▶ _Available data_:

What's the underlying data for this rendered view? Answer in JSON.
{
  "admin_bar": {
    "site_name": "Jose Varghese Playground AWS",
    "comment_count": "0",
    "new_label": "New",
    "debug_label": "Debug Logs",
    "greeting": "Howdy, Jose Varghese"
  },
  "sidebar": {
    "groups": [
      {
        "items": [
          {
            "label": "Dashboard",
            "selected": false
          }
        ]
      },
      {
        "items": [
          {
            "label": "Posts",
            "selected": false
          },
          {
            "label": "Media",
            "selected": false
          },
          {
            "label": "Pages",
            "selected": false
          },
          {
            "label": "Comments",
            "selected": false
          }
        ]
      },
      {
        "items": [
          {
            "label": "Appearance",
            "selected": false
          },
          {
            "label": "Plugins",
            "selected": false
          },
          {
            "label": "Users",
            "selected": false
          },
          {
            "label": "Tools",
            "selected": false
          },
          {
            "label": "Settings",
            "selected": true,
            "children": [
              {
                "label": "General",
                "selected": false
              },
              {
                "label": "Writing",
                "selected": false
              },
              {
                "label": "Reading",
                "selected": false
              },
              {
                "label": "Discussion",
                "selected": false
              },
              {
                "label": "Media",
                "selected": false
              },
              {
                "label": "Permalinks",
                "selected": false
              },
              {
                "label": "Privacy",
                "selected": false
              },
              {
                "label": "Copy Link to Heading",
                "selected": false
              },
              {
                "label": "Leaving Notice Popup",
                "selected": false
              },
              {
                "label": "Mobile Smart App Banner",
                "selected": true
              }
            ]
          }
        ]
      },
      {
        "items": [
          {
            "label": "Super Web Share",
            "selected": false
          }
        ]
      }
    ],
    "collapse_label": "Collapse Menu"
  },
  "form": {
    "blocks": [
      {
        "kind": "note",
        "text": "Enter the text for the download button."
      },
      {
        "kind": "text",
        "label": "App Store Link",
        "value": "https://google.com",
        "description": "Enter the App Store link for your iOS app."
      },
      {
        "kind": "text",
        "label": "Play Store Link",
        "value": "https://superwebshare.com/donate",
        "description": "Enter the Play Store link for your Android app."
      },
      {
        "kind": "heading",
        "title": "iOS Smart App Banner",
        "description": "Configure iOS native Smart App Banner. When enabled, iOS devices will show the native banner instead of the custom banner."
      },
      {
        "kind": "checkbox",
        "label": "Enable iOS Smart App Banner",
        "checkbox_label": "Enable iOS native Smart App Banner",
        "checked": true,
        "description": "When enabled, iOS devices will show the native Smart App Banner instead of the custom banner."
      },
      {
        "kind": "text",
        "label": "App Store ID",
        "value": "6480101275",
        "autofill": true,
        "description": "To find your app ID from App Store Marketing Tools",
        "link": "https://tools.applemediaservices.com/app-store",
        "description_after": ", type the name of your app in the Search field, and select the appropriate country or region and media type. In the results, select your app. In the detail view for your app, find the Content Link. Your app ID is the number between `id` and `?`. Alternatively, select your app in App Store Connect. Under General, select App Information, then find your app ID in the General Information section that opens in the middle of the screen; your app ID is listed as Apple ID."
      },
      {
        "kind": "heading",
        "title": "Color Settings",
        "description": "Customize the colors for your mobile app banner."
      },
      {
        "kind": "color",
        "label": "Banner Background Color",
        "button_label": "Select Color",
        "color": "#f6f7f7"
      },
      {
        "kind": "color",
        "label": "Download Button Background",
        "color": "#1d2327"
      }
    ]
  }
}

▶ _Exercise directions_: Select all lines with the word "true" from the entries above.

▶ _Written response_:
            "selected": true,
                "selected": true
        "checked": true,
        "autofill": true,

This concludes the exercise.